  • von Mises yield criterion
  • Tresca yield criterion
  • Orthotropic Hill criterion
  • Isotropic hardening
    • Perfectly plastic
    • Linear
    • Ludwik
    • Johnson–Cook
    • Swift
    • Voce
    • Hockett–Sherby
    • Hardening function
    • User defined
  • Kinematic hardening
    • Linear
    • Armstrong–Frederick
    • Chaboche
  • Large-strain plasticity
  • Nonlocal plasticity
    • Implicit gradient
A close-up view of the Nonlinear Elastic Material settings and a shaft model in the Graphics window.

Nonlinear Elasticity

As opposed to hyperelastic materials, where the stress–strain relationship becomes significantly nonlinear at moderate to large strains, nonlinear elastic materials present nonlinear stress–strain relationships even at infinitesimal strains. The following nonlinear elasticity models are available:

  • Ramberg–Osgood
  • Power law
  • Uniaxial data
  • Shear data
  • Bilinear elastic
  • Fibers (anisotropy)
    • Thermal expansion in fibers

Additional material models are available with the Geomechanics Module.

A close-up view of the Model Builder with the Viscoplasticity node highlighted and a golf ball model in the Graphics window.


Viscoelastic materials have a time-dependent response even if the loading is constant in time. Many polymers and biological tissues exhibit this behavior. Linear viscoelasticity, which is included in the Structural Mechanics Module and MEMS Module, is a commonly used approximation where the stress depends linearly on the strain and its time derivatives (strain rate). The nonlinear elastic and hyperelastic material models can be extended with viscoelasticity to achieve a nonlinear stress–strain relationship.

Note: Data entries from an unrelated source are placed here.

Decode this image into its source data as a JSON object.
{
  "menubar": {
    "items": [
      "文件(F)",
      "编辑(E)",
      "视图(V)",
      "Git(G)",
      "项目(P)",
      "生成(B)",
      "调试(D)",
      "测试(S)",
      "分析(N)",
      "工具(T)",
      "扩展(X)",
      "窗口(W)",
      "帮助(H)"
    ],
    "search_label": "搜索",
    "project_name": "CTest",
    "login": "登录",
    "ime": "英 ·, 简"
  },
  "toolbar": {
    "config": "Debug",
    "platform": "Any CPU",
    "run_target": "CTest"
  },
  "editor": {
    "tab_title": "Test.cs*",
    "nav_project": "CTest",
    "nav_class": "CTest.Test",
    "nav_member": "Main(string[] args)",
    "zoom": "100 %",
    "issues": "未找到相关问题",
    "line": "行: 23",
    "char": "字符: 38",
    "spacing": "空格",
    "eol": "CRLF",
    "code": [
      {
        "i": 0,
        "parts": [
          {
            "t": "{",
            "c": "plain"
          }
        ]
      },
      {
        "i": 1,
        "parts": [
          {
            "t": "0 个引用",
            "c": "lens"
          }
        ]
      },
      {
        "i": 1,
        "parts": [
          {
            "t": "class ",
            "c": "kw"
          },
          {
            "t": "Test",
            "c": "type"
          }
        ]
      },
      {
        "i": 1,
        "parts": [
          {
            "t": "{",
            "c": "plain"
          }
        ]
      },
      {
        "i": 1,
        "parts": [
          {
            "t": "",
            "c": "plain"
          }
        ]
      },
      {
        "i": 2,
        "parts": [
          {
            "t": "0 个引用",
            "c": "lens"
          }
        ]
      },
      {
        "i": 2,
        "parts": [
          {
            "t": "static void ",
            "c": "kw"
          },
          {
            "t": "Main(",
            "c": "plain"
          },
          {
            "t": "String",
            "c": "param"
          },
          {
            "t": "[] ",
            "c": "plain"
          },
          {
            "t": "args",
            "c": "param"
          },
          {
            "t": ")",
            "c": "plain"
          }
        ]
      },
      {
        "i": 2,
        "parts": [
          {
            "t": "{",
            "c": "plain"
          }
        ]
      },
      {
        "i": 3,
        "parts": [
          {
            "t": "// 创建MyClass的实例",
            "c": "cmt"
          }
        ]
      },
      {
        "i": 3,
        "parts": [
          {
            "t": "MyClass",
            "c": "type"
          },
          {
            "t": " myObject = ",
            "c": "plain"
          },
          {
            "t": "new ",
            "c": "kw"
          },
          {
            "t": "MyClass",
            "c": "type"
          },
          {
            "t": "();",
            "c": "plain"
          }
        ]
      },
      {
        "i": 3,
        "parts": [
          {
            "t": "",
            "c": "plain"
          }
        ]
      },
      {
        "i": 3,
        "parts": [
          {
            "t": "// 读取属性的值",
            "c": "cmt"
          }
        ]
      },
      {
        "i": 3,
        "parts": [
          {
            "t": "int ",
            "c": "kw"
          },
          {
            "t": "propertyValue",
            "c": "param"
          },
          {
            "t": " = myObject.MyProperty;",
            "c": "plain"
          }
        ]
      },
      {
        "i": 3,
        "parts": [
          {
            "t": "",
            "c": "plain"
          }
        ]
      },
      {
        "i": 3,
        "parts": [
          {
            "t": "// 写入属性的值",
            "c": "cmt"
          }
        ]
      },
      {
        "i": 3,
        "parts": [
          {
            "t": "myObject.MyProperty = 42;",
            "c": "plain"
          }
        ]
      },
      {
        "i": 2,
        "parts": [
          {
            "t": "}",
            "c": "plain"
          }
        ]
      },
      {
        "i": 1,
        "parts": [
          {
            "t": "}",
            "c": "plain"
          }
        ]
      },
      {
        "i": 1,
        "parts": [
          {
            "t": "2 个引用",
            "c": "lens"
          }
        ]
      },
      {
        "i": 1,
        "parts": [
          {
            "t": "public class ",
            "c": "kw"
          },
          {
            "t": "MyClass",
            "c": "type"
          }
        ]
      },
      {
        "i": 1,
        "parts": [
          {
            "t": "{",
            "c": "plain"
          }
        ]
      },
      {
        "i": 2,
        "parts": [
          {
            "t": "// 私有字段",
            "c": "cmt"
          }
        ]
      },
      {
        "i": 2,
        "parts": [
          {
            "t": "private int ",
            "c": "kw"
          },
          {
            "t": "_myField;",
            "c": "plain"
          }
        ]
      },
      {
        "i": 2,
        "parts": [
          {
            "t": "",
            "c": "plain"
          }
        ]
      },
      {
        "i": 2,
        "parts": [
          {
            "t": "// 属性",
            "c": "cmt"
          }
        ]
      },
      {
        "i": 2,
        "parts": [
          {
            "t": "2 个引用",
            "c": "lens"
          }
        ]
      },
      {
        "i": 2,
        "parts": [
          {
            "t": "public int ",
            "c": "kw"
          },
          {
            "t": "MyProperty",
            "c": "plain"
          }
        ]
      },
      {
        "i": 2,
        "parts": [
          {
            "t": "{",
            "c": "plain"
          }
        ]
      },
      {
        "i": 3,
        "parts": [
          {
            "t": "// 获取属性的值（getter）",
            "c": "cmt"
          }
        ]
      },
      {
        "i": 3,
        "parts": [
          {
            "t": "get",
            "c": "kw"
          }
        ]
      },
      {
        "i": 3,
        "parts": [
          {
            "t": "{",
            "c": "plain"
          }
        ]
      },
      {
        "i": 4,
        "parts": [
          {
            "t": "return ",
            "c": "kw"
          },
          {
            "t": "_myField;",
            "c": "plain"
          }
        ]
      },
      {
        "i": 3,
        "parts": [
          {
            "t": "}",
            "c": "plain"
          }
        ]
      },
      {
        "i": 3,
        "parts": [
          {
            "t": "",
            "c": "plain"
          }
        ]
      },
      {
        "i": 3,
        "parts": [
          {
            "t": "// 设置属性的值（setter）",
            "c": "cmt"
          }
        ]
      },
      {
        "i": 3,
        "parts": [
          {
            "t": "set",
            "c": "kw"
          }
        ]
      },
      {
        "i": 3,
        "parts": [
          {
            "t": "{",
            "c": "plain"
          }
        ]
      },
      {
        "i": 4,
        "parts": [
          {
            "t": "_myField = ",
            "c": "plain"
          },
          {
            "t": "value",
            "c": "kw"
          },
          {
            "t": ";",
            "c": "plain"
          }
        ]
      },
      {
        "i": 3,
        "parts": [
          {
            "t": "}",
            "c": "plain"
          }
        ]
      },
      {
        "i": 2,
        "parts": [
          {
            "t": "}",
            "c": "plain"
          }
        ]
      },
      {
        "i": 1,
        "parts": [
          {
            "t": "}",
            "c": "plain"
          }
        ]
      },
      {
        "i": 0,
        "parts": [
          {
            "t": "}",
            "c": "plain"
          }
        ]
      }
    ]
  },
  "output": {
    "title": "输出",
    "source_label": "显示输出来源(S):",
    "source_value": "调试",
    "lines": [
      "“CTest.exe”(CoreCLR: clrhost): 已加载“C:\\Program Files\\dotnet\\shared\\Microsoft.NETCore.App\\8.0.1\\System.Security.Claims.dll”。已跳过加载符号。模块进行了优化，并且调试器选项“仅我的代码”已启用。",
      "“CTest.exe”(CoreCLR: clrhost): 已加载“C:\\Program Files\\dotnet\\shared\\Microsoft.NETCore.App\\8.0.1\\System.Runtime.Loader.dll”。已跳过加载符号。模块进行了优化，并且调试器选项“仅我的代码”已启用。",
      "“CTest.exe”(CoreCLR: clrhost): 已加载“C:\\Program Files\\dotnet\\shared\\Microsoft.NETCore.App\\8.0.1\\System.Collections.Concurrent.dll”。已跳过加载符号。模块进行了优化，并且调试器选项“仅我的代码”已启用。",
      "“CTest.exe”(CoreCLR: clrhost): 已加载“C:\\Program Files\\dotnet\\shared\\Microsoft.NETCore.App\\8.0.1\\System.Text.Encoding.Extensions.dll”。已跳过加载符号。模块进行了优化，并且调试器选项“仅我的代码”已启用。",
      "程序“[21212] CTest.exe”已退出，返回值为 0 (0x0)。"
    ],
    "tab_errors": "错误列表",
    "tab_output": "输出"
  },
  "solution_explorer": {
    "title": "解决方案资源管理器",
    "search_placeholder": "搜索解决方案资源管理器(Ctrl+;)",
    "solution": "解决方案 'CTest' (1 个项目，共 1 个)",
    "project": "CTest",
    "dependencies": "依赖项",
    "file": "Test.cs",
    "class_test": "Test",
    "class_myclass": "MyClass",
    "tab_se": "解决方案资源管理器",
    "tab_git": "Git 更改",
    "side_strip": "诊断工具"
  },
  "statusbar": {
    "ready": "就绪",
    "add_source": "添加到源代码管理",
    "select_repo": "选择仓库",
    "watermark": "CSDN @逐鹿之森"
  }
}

The following viscoelasticity models are available:

  • Small-strain viscoelasticity1
    • Burgers
    • Generalized Kelvin–Voigt
    • Generalized Maxwell
    • Kelvin–Voigt
    • Maxwell
    • Standard linear solid
    • Fractional derivatives
    • Volumetric and deviatoric viscoelasticity
  • Temperature effects
    • Williams–Landel–Ferry
    • Arrhenius
    • Tool–Narayanaswamy–Moynihan
    • User defined
  • Large-strain viscoelasticity
    • Generalized Maxwell
    • Kelvin–Voigt
    • Standard linear solid
A close-up view of the Phase Field Damage settings and a holed plate model in the Graphics window.

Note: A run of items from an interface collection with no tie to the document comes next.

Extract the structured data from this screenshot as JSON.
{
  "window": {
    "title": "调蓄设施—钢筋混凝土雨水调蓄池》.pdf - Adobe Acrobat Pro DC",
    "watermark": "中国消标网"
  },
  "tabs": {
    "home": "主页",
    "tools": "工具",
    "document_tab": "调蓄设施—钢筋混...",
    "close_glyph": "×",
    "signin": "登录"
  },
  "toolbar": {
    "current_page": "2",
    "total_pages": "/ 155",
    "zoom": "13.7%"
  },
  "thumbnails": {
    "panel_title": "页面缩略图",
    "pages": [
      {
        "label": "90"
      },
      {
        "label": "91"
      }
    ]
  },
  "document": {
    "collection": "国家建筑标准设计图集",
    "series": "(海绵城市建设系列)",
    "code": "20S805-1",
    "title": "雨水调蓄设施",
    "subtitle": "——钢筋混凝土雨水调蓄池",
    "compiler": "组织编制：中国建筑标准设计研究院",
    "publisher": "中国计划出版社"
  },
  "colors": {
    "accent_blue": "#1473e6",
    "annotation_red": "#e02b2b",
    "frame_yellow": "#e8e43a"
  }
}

The deformation of quasibrittle materials, such as concrete or ceramics, under mechanical loads is characterized by an initial elastic deformation. If a critical level of stress or strain is exceeded, a nonlinear fracture phase will follow the elastic phase. As this critical value is reached, cracks grow and spread until the material fractures. The occurrence and growth of the cracks play an important role in the failure of brittle materials, and there are a number of theories to describe such behavior. The following damage models are available:

  • Equivalent strain criterion
    • Rankine
    • Smooth Rankine
    • Norm of elastic strain tensor
    • User defined
  • Phase field damage
  • Regularization
    • Crack band
    • Implicit gradient
    • Viscous regularization
A close-up view of the Global Least-Squares Objective settings and 1D plot in the Graphics window.

Parameter Estimation

Nonlinear material models rely on numerous material parameters, each requiring identification for accurate modeling predictions. This necessitates using an extensive dataset of experimental results for parameter estimation. With the Nonlinear Structural Materials Module, it is possible to calibrate both built-in and user-defined material models with experimental data through the application of nonlinear least-squares parameter estimation techniques and efficient gradient-based optimization solvers.

  1. Included in the Structural Mechanics Module and MEMS Module

Every business and every simulation need is different.

In order to fully evaluate whether or not the COMSOL Multiphysics® software will meet your requirements, you need to contact us. By talking to one of our sales representatives, you will get personalized recommendations and fully documented examples to help you get the most out of your evaluation and guide you to choose the best license option to suit your needs.

Just click on the "Contact COMSOL" button, fill in your contact details and any specific comments or questions, and submit. You will receive a response from a sales representative within one business day.

Next Step

Request a Software Demonstration